Also, when we got home there was a letter waiting for us, from the Regional Center. Riley's turn is finally up! I called right away and talked to his case manager. We meet with her on July 26, and then I guess we go from there. Finally!! I am anxiously awaiting that appointment. They will do some testing for us. We are still keeping our Stanford appointment (whenever that will be), but this will help for now. In addition, we have decided to let Riley skip Scout camp this summer. He really doesn't want to go. He got sick there last year (anxiety I believe, now that I think about it), and now he doesn't want to go. I am not going to force him. We'll just get our money back, and then he'll stay home. Quinn goes at the same time Riley would have gone, so we will find some things to do, just the two of us-Kevin is going with Quinn for the first part of the week.

Saturday, July 2, 2011

We did not write this. It was just a coincidence that somebody else named Riley was having a party at Central Park, the same day we walked through with our Riley.

Remember what I said about Riley traveling well?
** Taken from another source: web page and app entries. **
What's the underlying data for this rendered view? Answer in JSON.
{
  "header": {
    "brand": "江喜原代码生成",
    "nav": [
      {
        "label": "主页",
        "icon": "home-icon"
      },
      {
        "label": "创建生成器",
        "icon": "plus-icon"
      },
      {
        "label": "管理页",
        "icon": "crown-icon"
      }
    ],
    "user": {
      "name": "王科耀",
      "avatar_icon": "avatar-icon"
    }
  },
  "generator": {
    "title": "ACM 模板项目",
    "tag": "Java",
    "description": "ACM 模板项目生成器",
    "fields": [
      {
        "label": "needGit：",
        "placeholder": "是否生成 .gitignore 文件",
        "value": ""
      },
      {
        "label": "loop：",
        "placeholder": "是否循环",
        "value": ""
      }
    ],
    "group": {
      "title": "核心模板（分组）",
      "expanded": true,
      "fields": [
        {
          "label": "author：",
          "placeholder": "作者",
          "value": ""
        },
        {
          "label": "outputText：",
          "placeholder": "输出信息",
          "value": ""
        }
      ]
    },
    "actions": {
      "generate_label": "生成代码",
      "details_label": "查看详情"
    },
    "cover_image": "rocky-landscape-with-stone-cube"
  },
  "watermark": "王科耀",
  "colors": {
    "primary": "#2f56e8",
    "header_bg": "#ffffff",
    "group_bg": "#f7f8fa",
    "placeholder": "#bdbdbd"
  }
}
Well, he USED to travel well, but I have to say he's been a pain in the ass this leg of our trip. He's not being very cooperative, and Autism sucks. I swear I think he's getting worse! He's complaining all the time, and crying. The crying just puts me over the edge. Ok, now I realize that we are dragging him all over the place, trying to see everything here in New York, and that's hard for him. He's tired. I get it. Why can't he just sulk and be moody like a typical teen? I just think he should have more energy for a boy of 13. It's frustrating, and I will be calling the fucking Regional Center when we get back to see when they can get us in there for TESTING?!?! I just want to scream. I need some answers and some coping techniques. This Autism thing sucks like you wouldn't believe-well those of you dealing with Autism would believe it. You know.

We had a big issue at the Metropolitan Museum of Art yesterday, when he stubbed his toe on a step. Boy that place sure echoes. It was high drama. Europeans like to stare. He did split his nail all the way across, on his big toe, but it's still there, and it didn't bleed. I am sure people thought that city rats were gnawing his toes off one by one, by his reaction to the situation. Quinn banged the hell out of his head at the history museum, on a railing he didn't see (we heard it), and he didn't carry on like Riley did.

Today was better, but now he's not feeling well. We came back to the hotel a little after 4, and he's been here ever since. We'll see how he feels tomorrow. We may have to move some things around. He seems to like the things that we have done, it's just the getting there that's been the issue. We are using lots of taxis now.

I know I am the worst mother ever. I should be more compassionate, but my patience is wearing thin because I feel he's getting worse. He can't just go with the flow. We are always talking, talking, talking, smoothing, smoothing, smoothing. It's exhausting.